━━━━━ Material for this task ━━━━━

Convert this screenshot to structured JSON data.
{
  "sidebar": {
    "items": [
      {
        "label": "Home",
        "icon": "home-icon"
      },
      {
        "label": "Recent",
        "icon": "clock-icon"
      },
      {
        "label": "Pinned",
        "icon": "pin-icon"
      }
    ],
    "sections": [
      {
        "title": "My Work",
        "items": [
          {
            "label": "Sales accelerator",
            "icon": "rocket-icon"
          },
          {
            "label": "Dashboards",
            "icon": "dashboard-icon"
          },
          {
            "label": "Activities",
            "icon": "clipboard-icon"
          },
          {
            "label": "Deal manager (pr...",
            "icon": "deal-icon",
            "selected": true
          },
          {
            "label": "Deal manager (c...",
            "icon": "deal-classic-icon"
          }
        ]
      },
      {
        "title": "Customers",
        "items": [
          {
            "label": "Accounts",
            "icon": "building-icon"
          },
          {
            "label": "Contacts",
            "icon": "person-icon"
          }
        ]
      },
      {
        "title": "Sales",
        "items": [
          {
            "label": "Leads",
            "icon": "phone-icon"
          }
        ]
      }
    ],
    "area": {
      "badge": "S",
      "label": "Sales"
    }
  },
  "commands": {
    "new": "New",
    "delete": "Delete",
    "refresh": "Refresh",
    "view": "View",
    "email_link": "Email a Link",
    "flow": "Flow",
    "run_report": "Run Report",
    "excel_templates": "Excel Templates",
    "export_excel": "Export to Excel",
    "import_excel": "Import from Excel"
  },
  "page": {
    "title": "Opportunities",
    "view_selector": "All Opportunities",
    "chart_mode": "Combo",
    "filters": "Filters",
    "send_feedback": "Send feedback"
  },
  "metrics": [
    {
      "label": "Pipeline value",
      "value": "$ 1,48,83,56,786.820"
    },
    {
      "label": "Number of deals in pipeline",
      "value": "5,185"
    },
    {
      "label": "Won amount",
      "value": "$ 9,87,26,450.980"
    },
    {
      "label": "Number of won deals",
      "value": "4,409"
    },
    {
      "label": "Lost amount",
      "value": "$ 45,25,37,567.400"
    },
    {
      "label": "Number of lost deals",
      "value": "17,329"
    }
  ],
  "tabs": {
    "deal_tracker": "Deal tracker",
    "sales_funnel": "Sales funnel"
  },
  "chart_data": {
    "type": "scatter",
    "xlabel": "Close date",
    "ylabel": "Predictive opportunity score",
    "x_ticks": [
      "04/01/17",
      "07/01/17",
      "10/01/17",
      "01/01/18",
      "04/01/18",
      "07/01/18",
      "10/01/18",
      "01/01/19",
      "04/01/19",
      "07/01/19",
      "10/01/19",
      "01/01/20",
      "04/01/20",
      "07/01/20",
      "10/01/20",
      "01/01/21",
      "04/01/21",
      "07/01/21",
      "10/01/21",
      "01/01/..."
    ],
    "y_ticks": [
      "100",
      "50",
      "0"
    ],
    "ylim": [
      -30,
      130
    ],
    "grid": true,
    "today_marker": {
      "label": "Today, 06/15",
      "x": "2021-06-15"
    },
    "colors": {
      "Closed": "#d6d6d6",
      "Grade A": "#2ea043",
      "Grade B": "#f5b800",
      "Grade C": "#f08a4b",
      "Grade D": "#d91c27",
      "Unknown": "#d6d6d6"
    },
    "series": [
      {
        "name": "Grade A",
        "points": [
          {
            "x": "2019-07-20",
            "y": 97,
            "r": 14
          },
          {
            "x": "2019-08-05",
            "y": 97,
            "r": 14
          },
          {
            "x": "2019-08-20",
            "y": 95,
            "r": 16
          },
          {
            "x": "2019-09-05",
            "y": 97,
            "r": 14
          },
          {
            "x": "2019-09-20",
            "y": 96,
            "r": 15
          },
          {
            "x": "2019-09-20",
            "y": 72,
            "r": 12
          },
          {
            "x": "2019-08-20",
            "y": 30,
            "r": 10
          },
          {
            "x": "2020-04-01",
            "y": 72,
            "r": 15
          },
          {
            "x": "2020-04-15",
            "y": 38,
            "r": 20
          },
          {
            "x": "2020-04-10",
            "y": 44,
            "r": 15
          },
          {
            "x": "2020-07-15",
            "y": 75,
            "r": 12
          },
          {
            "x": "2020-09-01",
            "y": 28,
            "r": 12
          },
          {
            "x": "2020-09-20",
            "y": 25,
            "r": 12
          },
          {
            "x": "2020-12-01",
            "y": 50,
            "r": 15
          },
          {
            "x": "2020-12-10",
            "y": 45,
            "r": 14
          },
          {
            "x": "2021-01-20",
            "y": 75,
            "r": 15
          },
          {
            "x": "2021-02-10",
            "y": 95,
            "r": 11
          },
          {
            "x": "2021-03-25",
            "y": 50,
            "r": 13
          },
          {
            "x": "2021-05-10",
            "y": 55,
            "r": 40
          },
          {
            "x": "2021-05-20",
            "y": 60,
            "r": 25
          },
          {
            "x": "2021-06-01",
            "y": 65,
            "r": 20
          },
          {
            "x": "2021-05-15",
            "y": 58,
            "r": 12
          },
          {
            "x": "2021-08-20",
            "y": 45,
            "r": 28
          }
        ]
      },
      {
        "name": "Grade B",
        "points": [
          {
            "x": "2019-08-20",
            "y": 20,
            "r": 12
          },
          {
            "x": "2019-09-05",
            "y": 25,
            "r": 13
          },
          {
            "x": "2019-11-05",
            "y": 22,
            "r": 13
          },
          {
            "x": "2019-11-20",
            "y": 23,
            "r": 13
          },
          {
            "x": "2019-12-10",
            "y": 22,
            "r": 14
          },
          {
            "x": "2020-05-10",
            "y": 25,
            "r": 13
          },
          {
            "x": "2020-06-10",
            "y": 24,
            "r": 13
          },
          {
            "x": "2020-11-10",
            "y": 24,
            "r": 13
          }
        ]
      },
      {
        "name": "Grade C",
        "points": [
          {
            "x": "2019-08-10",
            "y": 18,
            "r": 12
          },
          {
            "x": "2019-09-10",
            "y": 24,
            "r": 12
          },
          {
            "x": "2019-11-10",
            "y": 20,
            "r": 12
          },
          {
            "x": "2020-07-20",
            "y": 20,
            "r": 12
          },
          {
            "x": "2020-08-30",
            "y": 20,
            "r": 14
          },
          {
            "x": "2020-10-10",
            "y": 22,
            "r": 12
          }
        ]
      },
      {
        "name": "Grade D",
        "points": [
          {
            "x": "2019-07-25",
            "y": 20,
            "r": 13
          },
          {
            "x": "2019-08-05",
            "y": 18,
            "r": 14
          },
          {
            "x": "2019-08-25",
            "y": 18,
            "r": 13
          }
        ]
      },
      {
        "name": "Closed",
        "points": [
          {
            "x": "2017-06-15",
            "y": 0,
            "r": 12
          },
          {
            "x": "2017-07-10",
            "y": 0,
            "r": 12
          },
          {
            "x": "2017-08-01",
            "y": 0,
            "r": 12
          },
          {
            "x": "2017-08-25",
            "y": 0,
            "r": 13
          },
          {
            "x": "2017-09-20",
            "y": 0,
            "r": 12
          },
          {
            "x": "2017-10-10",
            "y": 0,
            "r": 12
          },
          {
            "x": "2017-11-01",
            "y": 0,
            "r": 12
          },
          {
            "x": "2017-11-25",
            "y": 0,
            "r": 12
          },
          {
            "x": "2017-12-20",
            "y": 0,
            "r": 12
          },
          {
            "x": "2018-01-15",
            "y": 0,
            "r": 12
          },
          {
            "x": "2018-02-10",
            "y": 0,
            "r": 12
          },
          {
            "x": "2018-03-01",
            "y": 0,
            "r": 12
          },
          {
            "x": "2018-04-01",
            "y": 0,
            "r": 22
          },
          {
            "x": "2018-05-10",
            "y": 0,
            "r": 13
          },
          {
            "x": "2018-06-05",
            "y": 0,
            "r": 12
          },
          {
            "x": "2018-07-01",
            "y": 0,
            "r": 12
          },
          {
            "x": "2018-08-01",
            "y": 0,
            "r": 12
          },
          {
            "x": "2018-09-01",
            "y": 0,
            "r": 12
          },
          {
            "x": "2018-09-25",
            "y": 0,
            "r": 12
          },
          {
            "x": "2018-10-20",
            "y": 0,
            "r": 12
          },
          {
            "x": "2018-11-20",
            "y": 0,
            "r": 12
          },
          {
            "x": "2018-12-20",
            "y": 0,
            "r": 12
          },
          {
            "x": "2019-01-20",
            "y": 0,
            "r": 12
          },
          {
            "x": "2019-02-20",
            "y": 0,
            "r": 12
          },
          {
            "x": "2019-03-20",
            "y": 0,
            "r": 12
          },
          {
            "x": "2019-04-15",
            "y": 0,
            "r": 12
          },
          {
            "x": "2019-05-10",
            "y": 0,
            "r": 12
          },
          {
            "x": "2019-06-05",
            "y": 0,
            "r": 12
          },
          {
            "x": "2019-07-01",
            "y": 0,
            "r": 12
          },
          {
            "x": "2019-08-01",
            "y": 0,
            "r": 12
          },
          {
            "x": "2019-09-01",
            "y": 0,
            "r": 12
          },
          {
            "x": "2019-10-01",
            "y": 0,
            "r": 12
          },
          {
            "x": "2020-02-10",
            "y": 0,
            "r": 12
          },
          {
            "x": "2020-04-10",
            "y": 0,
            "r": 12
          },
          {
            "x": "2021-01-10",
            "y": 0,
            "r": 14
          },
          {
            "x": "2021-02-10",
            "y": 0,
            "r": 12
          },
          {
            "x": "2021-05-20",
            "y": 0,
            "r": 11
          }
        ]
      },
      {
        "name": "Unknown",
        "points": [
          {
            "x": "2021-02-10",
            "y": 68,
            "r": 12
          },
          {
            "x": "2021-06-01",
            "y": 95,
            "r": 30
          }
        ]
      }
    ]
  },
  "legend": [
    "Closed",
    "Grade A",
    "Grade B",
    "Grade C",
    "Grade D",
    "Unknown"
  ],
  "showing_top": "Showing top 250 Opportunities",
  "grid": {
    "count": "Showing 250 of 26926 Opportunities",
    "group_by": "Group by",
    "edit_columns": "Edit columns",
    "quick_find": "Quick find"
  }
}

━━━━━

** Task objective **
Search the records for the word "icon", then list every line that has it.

** Exercise result **
        "icon": "home-icon"
        "icon": "clock-icon"
        "icon": "pin-icon"
            "icon": "rocket-icon"
            "icon": "dashboard-icon"
            "icon": "clipboard-icon"
            "icon": "deal-icon",
            "icon": "deal-classic-icon"
            "icon": "building-icon"
            "icon": "person-icon"
            "icon": "phone-icon"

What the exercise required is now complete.